The museum is spread across two floors, with each exhibit in a designated area. Upon entry we received a very helpful map which enabled us to plan our visit.
The majority of the exhibits are on the entry level:
Ahoy, it’s pirate play!
Crawl through a human digestive tract! In through the mouth, out through the … you get the picture.
Learn about safety on building sites, dress up in a vest, hard hat and tool belt, and build the city. Kids can lay carpet tiles, place mortar and bricks in the house to build walls, or thread pipes and connectors into the frame.
Littlies will love “shopping” with realistic-looking groceries, and older kids can use a shopping list to collect their goods and then “buy” them.
The place for artists to let their imaginations go wild. This space also features daily educator-led activities.
A quiet spot to enjoy a book or join story time activities.
Grab a torch and discover stalactites and stalagmites.
Lights, Sound, Action!
Kids can dress up in costume and perform.
Big kid games like chess and giant Connect Four.
Soft play for babies plus gears for toddlers/preschoolers.
A 2 story interactive LCD screen where kids can be part of the story on the screen in front of them.
The Dig/Archeology was closed for maintenance on our visit.
Also scattered around the floor are little nooks with activities like building, threading and puppets.
The floor is a giant circle with the exhibits and amenities spread around the inside and outside edges of the circle. It’s fantastic as kids can literally run in circles here and find it endlessly entertaining to start over at the exhibits they already discovered as they entered. Hours of fun, guaranteed.
Upstairs are activities best suited for slightly older kids.
Digital Media Lab
Kids can learn how to create an eBook, an ePoster, video and editing
This science-themed area teaches kids how a telescope works and basic astronomy.
When it’s time for a snack, head outside to The Discovery Gardens. There are shaded picnic tables so you can bring your own food, and take a breather while kids explore the fruit and veggie beds, quarry and creek.
If you’re like us and never pack lunch (busted!) try the onsite cafe, Espresso Warriors, where all-day brekkie is on the menu, as well as amazing looking pastries and a kids menu that features meals like ham and cheese toasties, fish, sweet potato chips and grilled chicken for $10-11. Each kids meal comes with fresh fruit and a juice box.
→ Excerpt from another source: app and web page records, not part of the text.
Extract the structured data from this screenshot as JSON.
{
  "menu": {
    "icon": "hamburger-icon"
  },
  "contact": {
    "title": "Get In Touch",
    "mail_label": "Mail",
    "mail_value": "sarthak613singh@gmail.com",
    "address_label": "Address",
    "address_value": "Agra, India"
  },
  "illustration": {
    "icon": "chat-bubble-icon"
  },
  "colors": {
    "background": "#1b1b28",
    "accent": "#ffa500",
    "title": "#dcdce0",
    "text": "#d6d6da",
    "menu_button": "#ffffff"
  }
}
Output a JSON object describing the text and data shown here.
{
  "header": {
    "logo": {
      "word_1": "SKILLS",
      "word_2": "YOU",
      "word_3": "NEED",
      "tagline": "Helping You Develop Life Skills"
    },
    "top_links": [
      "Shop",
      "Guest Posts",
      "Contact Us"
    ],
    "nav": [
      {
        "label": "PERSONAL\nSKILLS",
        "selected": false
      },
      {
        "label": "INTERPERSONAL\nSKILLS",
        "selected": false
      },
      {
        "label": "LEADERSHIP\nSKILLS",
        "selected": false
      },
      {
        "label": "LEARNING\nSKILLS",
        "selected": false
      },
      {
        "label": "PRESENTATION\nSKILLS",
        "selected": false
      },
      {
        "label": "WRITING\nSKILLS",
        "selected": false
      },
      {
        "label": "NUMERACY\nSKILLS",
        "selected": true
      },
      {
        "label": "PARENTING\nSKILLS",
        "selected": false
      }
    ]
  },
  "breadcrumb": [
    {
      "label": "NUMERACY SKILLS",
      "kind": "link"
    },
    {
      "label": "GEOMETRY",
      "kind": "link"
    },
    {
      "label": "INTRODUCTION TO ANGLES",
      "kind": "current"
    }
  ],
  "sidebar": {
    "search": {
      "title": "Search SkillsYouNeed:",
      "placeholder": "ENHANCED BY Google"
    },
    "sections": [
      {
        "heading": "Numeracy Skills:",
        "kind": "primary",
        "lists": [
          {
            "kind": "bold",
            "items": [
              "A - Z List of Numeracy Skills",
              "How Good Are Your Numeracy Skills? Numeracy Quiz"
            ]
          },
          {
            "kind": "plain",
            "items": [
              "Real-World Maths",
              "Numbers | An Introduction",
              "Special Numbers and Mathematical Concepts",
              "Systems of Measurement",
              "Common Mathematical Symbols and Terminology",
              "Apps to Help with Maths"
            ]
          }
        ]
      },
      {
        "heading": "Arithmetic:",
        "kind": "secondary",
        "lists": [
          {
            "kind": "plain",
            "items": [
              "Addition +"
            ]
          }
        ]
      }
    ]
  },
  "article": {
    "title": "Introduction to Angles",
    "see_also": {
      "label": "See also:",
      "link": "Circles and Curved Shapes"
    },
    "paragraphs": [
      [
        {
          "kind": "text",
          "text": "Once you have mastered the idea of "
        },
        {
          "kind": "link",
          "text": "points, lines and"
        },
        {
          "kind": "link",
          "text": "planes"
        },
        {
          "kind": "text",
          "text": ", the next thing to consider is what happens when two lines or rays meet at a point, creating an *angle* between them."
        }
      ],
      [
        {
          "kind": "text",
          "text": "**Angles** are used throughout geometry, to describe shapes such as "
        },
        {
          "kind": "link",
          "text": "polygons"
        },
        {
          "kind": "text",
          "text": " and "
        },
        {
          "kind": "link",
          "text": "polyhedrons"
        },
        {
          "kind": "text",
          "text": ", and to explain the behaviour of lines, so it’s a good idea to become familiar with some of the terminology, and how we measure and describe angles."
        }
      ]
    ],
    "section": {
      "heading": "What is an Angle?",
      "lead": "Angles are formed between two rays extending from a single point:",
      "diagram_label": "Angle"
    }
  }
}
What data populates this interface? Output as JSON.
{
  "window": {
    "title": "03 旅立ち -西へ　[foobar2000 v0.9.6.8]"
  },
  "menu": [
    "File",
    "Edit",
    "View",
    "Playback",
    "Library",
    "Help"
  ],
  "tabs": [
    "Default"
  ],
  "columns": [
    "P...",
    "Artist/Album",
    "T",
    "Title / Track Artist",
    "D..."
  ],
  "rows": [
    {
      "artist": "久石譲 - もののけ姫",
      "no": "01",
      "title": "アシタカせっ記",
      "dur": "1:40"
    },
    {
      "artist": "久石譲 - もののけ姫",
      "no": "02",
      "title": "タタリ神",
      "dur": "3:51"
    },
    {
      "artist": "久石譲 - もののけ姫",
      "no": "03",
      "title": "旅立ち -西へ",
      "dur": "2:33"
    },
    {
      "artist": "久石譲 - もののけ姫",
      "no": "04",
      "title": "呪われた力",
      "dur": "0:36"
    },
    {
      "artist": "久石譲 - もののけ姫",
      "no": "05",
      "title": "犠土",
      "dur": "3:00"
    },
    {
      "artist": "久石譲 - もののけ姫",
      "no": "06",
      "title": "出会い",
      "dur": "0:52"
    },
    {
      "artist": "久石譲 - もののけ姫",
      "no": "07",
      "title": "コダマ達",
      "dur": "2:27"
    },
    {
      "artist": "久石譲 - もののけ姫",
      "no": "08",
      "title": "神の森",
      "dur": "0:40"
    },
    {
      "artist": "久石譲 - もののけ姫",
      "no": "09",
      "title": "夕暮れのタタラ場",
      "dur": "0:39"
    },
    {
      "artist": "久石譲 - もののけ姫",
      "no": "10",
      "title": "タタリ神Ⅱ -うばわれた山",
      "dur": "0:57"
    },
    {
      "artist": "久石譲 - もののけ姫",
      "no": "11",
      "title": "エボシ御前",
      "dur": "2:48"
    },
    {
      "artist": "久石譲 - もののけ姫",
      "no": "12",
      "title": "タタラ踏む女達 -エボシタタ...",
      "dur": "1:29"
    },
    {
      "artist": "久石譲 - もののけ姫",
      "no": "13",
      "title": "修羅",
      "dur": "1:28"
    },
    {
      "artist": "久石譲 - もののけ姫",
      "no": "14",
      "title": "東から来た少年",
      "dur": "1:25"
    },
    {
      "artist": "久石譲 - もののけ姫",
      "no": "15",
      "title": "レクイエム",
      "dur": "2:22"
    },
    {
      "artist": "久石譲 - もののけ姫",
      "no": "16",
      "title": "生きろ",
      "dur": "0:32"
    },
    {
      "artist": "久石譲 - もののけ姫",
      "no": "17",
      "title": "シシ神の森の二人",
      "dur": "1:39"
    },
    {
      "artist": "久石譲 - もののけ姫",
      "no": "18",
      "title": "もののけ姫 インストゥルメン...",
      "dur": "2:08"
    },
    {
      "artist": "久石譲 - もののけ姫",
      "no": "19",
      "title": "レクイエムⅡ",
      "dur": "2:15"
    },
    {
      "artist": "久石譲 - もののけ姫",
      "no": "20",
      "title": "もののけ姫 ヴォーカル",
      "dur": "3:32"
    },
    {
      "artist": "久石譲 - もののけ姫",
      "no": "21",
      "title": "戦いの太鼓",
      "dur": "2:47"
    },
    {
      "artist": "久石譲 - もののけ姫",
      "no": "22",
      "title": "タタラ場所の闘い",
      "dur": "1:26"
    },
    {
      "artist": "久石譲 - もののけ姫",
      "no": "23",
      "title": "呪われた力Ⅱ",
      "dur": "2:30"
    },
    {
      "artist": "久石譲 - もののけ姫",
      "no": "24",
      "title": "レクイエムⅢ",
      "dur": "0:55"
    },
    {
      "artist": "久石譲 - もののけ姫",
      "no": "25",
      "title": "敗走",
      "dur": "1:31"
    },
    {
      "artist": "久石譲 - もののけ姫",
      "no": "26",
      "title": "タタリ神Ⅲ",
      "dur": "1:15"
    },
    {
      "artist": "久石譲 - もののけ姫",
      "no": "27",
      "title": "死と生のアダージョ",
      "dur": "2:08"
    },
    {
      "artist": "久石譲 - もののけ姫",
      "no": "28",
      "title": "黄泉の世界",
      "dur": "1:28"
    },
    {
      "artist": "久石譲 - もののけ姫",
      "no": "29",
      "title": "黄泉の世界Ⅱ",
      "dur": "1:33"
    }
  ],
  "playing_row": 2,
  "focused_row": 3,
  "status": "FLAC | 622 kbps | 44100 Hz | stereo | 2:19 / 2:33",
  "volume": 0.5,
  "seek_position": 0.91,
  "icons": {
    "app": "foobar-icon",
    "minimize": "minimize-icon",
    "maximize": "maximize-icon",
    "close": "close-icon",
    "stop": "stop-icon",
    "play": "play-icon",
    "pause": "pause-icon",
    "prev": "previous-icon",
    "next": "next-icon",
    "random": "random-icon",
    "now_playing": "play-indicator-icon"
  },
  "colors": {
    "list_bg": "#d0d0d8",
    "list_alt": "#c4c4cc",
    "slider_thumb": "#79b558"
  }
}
The Early Start Discovery Space University of Wollongong, Northfields Ave, Wollongong. The Discovery Space is located on Ring Road opposite the Western (P4) Car park. Hours: Tues-Sun 9am-4pm (Closed Mondays) Prices: Adults and children 12 months and over: $15. Children under 12 months: free. Get Directions